4:33 – Ihle (Collingwood) is slowly going over footage of the incident frame by frame, questioning Maynard on what he is focused on at each key moment. Maynard continues to suggest he was looking at the ball from when Brayshaw broke away to when he jumped.
That concludes Maynard’s questioning.
4:30 – Maynard: My arms come down because the ball has gone past me. I just flinched and tensed up, because I thought ‘oh shit’.
4:27 – Maynard: “With all due respect, the same outcome would’ve happened (whether he opened out his arms) because of a quick collision.
“It was a flinch reaction.”
4:25 – “I definitely remember feeling it” Maynard says when questioned on whether he made contact with the ball.
4:23 – Maynard, who is being questioned by Woods (AFL), states he would not have been able to open and stretch out his arms instead of turning his body.
Maynard confirms to Gleeson (Tribunal Chair) that he is a player who smothers a ball more than most.
Maynard: “(A smother) is what we want to happen.”
4:21 – Maynard: “I did not know what was going to happen after I clearly made a football act.”
4:09 – Maynard is now facing questioning.
Maynard says he remembers the incident, however “it happened very quicky”.
“What I saw happen was Brayshaw come out of the stoppage with the ball running toward me.
“I decided to hover before going forward (toward Brayshaw). I thought I could make a decision to either tackle him or smother the ball. I decided to come forward before jumping straight in the air.
“I was coming forward pretty quickly. I thought I could smother the ball. I realised he was about to kick the ball.
“I was not (close enough to tackle Brayshaw). I felt like I could impact and smother the ball. He was (able to get his kick away).”
Maynard recalls making contact with the ball.
“When I jumped I was looking at the football.
“I then turned to land and then ‘shit’ he was there.
“I was surprised he had come into my way. You can see I’m running straight and he’s on my right side, and then he comes across me.”
Maynard concedes Brayshaw was in a vulnerable position with a player approaching him in the fashion Maynard did.
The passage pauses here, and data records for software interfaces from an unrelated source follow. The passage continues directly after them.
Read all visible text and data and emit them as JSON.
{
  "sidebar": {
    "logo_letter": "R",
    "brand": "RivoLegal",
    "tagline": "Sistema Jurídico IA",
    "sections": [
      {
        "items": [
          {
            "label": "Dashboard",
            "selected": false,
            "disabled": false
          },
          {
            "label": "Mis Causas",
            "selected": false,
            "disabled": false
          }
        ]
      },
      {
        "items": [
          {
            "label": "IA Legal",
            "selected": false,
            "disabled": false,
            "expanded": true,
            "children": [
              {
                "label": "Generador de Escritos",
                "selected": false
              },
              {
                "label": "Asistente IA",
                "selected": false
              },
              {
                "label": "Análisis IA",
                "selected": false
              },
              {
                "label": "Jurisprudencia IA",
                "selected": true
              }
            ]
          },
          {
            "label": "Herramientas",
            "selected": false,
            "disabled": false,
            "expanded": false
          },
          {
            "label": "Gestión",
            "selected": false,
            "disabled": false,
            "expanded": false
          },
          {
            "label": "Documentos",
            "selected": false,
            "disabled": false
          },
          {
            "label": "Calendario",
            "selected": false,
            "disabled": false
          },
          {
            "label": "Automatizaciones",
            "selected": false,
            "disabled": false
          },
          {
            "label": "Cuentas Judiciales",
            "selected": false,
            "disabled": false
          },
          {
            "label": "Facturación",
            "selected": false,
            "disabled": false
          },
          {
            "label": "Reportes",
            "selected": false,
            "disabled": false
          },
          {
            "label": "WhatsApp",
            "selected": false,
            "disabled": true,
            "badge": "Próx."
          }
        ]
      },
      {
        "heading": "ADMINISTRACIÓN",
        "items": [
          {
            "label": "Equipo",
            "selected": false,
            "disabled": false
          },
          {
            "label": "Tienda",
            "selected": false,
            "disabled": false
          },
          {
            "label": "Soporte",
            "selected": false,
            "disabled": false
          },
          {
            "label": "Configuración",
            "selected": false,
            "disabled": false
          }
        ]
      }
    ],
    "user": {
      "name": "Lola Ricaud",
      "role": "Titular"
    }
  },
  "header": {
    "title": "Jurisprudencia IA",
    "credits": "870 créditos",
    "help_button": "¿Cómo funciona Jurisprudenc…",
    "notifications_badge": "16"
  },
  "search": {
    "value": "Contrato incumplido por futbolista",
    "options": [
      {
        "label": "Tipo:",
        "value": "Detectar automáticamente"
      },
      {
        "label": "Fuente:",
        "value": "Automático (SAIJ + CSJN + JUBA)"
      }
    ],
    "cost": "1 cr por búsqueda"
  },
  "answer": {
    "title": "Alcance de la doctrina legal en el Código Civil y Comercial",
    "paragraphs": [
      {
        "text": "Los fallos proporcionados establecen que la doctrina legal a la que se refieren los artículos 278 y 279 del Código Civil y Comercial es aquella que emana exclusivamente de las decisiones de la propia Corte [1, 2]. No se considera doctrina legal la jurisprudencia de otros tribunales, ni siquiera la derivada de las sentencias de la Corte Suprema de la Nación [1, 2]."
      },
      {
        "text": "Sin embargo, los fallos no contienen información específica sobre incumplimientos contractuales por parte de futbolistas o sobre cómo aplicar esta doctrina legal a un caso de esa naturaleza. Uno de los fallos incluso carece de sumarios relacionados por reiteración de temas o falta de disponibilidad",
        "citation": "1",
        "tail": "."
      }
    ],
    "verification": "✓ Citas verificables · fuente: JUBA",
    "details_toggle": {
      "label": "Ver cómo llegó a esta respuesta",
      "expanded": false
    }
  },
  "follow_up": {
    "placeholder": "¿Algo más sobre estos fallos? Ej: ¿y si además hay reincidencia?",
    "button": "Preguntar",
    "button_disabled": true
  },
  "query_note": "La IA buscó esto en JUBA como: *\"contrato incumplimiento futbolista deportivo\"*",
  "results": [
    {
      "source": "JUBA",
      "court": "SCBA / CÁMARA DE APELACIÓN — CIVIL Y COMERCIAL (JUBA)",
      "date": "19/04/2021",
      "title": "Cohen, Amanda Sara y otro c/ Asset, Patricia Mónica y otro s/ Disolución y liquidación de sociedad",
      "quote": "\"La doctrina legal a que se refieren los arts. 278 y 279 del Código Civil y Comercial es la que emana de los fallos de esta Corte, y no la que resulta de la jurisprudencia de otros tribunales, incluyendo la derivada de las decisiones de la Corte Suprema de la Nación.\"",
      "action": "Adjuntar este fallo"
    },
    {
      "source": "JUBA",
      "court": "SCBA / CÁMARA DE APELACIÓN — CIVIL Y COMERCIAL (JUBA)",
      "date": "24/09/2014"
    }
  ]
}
4:03 – Woods is detailing a medical report provided by Melbourne on Brayshaw. Clear concussion and loss of consciousness were detected. Went to hospital and underwent scans due to a ‘significant headache’.
A return to play is still uncertain.
4:00 – Collingwood are challenging the charge of rough conduct, and the classification of ‘careless’ conduct.
AFL: Andrew Woods
Collingwood: Ben Ihle
Tribunal: Jeff Gleeson (Chair), Darren Gaspar, Scott Stevens